ONE PROBLEM - FIRST ANSWER
Ecosystem meltdown - use Nature's Names
" . . . in my lifetime we have damaged [the Natural World] more severely than in the whole of the rest of Human history. "
David ATTENBOROUGH, Video, 2012.
" . . . the reality is that descriptive scientists [taxonomists] have all but disappeared, and that's not good for the environment or us."
David SUZUKI & D.R. Taylor 2009 The Big Picture: reflections on science, humanity and a quickly changing planet.
"If the news [WWF Report] that in the past 40 years the world has lost over 50% its vertebrate wildlife (mammals, birds, reptiles, amphibians and fish) fails to tell us that there is something wrong . . .

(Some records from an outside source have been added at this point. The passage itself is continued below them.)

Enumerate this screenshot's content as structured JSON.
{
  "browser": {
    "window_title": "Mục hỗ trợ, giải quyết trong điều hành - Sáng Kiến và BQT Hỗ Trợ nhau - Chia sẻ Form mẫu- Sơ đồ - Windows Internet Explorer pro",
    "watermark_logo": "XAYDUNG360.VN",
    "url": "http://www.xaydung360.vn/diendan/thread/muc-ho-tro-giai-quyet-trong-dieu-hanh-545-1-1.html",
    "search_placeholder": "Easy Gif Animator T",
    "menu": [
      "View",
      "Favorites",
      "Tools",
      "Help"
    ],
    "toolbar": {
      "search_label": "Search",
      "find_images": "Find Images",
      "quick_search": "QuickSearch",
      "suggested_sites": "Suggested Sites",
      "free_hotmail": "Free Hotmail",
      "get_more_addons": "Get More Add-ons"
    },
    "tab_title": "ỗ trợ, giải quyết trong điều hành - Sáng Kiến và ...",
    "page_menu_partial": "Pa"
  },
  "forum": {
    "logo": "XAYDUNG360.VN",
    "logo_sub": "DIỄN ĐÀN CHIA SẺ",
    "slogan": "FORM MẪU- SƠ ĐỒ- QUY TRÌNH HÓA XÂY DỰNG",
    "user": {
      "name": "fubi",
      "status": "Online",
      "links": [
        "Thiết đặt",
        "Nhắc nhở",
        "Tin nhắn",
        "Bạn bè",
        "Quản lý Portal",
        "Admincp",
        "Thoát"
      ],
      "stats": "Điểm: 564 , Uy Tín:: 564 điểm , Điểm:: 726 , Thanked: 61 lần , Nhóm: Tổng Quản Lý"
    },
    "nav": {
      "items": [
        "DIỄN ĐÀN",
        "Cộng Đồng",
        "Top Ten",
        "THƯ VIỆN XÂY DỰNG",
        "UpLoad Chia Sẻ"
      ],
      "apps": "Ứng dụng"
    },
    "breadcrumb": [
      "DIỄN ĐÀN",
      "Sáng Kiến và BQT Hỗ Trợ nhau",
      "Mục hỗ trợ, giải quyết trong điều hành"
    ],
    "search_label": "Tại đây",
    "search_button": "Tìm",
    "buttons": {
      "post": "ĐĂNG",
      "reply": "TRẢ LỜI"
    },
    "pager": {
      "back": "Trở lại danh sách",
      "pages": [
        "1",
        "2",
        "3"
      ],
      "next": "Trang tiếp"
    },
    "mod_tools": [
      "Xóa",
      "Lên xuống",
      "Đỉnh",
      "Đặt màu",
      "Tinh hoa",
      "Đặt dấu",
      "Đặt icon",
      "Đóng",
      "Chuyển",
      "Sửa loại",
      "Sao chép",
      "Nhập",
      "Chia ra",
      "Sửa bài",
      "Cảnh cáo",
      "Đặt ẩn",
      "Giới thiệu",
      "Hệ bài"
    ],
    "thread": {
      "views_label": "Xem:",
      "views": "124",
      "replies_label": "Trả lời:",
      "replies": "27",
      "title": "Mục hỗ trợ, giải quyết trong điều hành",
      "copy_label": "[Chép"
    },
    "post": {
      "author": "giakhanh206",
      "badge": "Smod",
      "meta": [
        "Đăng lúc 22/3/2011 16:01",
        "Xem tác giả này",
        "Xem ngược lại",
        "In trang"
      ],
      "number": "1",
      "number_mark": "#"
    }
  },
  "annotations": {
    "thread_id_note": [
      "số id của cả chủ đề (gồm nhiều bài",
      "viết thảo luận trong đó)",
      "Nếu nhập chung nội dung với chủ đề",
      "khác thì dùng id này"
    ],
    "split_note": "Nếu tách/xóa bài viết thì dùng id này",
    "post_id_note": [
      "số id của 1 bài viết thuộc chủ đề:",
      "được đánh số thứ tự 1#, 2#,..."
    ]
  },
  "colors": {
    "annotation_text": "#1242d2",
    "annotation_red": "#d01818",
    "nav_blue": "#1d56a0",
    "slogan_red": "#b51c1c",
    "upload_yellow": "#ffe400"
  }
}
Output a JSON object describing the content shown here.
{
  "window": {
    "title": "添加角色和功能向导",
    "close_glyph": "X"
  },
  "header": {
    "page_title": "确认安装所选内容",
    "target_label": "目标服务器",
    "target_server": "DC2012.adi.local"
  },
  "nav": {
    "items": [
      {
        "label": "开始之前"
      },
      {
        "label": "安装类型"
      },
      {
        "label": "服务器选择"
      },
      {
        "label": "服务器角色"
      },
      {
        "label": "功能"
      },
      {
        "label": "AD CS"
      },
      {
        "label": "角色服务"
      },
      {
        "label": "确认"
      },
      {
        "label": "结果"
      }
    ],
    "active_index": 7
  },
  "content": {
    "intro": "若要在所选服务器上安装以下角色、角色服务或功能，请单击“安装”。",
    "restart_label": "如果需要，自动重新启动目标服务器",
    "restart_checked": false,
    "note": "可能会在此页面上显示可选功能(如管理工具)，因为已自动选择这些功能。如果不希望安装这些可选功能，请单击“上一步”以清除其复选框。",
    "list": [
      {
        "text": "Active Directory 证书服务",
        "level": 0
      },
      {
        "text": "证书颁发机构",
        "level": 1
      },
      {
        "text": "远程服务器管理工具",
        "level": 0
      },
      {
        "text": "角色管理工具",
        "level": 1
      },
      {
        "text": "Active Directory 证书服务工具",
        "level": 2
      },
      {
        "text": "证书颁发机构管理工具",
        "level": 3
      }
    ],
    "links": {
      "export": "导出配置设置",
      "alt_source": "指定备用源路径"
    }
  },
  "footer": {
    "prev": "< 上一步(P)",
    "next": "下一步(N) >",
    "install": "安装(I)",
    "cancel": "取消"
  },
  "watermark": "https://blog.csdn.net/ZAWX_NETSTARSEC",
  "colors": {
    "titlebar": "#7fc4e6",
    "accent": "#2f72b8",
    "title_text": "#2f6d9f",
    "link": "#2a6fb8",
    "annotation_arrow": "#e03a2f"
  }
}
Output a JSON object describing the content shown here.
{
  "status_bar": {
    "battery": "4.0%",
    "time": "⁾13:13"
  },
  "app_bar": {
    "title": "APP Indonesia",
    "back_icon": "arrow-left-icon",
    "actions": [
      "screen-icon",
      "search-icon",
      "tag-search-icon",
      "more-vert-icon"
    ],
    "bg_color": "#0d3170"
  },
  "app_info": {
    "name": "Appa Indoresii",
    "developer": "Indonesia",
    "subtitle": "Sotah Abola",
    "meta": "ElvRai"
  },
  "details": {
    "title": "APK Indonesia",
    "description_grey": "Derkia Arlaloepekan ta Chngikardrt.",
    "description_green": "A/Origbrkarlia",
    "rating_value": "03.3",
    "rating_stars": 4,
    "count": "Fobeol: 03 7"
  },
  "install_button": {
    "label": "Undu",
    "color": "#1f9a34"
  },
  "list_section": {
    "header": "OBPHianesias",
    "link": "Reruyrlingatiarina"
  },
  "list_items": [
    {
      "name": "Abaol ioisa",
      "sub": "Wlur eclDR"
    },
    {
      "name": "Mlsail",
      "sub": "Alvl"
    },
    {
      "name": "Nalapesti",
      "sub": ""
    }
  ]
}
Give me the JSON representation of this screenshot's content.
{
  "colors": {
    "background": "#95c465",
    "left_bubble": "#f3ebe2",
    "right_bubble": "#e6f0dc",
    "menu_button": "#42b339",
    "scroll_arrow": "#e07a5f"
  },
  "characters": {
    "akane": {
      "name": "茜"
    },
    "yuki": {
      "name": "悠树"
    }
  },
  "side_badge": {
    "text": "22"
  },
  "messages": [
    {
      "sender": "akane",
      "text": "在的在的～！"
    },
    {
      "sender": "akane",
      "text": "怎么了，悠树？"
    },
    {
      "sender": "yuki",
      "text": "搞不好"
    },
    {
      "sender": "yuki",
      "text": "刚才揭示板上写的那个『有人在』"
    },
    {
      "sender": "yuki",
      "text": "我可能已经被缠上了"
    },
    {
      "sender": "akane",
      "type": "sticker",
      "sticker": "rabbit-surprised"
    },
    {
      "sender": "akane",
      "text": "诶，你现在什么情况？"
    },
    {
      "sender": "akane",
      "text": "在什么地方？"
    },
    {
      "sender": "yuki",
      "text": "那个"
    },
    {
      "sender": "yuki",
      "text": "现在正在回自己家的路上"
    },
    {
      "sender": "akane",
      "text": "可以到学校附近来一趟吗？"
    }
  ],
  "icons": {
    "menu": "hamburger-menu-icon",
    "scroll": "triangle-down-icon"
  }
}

George MONBIOT, The Guardian, Oct, 2014. http://www.monbiot.com/2014/10/02/the-kink-in-the-human-brain/
" . . . the entire structure of the scientific enterprise depends on communication."
Steve JONES, in Pheno. October 2013 (Newsletter of the Alan Wilson Centre (AWC) for molecular biology and evolution) [molecular "ecology"]
"I think the biggest challenge of our times is ecocide. ... A country like New Zealand has a phenomenal authority to speak on ecological matters ... a moral authority to follow an eco-philosophy." ... "I believe that whatever faith or country you are born in, you are first an ecological creature and have a responsibility to protect your environment. It's important that we live out our role as an ecological being."
Gopalkrishna GANDHI, on a NZ visit, 22 Nov, 2012. http://www.nzherald.co.nz/nz/news/article.cfm?c_id=1&objectid=10849212
"Revitalizing* taxonomy is the greatest scientific challenge of our time. Knowledge of our world's species can help us and all future generations expand our understanding of the living world and solve environmental and human welfare challenges. Revitalizing taxonomy is the noblest contribution that our generation can make to humankind. No future generation will ever have access to the number and diversity of species that we have. For comparatively modest costs we can provide a legacy of specimens, data, information and knowledge that will inspire and inform all humans that follow us."
Quentin D. WHEELER (Editor & Contributor) 2004 Taxonomic triage and the poverty of phylogeny: 571-583 in: Taxonomy for the Twenty-first Century. Phil. Trans. R. Soc. London (Biology) (2004) 359: 559-739.
[* Wheeler's term "revitalizing" refers to the need to fix taxonomy following two decades of disruption from biotechnology, as well as huge advances, also from biotechnology.]
"The scientific classification of living things ... is only just getting started, ..." ... "... without leaving their desks, scientists need ... to look at and compare data from many sources at the same time ..." ... "...our records of plants and animals around the world are one of the triumphs of modern science. [np] But we can't make the most [use] of them because mostly they are not linked together, ..." ... " Kew has provided the backbone for monocot taxonomy: an initial agreed consensus classification and list of names [70,000 species]."
"Paul WILKIN, Royal Botanic Gardens, Kew 3 Oct. 2014. http://planetearth.nerc.ac.uk/features/story.aspx?id=1752
TAXONOMY: it's the essence of what we know about Life on Earth and how we can learn ever more about it. Probably no other area of science or of human endeavour can help us look so objectively into the past, so intimately at all of Life's bounty and wonders, and so constructively into a perilous future. Critically, taxonomy holds the keys to unlock the timeless wisdom of all Life to help humanity understand and relate to that Life and its future - if only we can honour our birthright and learn that we are either part of co-operative Nature, or nothing. Right now, the rampaging destruction of Nature can only be stopped and partially reversed by our species, and we must use the communications and co-ordinating power of a revitalised Linnean Taxonomy. Only with this and a functioning system of real-time observational and grass-roots data collection will big computers be able to help the environment.
Cedric WOODS. Underpinnings of the SKI-System, 1982-1994 and the BioLists System, 2004-2014.
Big computers will only be able to help define and manage our environmental problems if this taxonomy is quickly made functional and gets used widely in real-time, grass-roots data collection.